“While as a labor union we do not control employer hiring, we have harnessed the strength of our membership to push the studios and other employers in film and television to increase their hiring of women and people of color,” he continued. “That work dates back over four decades, when a group of women directors mobilized to address the discriminatory hiring practices of entertainment industry employers. When the studios, networks and production companies failed to take significant action, the DGA sued on behalf of women and members of color. Although the suit was eventually dismissed on technical grounds, our landmark effort made clear that the industry’s lack of diversity inclusion could no longer be ignored. We have since continued to dedicate significant time and resources in growing our efforts throughout our guild operations; from collective bargaining with our employers, though which we’ve achieved some of the strongest and forceful provisions out there – including the requirement that each of the major television studios maintain a television director development program focused on diversity.”
The DGA, he said, also has “for many years issued highly publicized diversity and inclusion reports, holding a mirror to the industry in bringing attention to the employers’ hiring records. In fact, our next report will be coming out very soon. And while we’ve seen progress in some areas, the same cannot be said with respect to Latinx directors, who continue to be severely underrepresented, as well as Asian directors, whose numbers have not increased. We’ve also developed our own diversity programs and membership initiatives within the DGA, focused on career development so that our members have the tools and resources they need to turn opportunities into ongoing, sustainable careers.”
The DPE’s policy agenda items, Hollander said, “are critical to our continued work, individually and collectively, to improve diversity, equity and inclusion in the industry.”
IATSE’s Loeb said: “We have made diversity, equity and inclusion a major priority.
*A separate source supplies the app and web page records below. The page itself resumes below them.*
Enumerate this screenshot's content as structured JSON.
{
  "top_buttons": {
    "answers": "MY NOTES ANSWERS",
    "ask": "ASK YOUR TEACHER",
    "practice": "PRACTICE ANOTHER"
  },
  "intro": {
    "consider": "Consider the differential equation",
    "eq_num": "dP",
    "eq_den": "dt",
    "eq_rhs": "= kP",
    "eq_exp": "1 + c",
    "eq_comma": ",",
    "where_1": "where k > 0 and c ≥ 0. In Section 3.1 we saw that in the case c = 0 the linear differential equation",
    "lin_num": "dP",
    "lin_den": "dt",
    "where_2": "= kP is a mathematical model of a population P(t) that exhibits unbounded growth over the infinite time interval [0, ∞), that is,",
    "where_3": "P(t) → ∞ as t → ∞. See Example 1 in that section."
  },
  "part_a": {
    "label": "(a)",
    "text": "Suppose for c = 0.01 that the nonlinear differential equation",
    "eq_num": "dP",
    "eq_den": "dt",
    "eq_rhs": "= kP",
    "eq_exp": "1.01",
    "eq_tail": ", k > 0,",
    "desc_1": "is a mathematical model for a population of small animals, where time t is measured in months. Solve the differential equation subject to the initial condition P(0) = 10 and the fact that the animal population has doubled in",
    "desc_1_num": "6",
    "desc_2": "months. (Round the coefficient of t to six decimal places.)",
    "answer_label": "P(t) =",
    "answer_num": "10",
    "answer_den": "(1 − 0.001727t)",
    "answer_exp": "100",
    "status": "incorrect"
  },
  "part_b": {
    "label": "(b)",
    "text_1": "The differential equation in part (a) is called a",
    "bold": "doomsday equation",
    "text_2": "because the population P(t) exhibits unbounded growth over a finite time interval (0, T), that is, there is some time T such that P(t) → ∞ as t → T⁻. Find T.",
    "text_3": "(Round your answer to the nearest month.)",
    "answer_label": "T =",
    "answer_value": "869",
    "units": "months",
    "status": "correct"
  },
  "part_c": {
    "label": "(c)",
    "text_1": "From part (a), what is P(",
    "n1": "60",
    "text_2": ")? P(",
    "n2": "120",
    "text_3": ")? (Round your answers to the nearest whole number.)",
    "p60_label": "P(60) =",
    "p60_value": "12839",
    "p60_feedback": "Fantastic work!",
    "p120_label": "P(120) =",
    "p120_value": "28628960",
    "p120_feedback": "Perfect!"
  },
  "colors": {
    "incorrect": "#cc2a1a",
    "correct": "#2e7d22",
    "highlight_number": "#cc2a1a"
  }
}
We’re fully committed to seeing this through and have taken action, of late, to be fair and to be equal and to show compassion – to make inclusion something that is expected.”
“At the Writers Guild of America, East,” Peterson said, “we believe that the lack of diversity in the ranks of professional writers stems, not from a lack of talent, but from a lack of opportunity. We have built programs to ensure that historically underrepresented writers – women, BIPOC writers, and more – not only have the opportunity to develop skills but more importantly the opportunity to gain access to industry decision-makers. This is the basic orientation of our many mentorship, skills-training, and networking programs. Our programs are also about power – building the power of our members, developing diverse leaders in our union and in the industry who can exercise power to make real change. We also believe that the key players – industry, government, and we ourselves – must take concrete action. With the support of all of our sister unions, and working hand in hand with the DGA, the WGAE won a tax credit in the state of New York that will provide a real incentive for studios and networks to hire women and people of color to write and direct television in the state. The equity and inclusion work we do, and the programs we ask the government to undertake, are essential not only as a matter of social justice but also to the long-term survival of the arts and entertainment industries and the good union jobs they create. Audiences want stories that reflect their own experiences and perspectives. We are fully committed to making that happen.”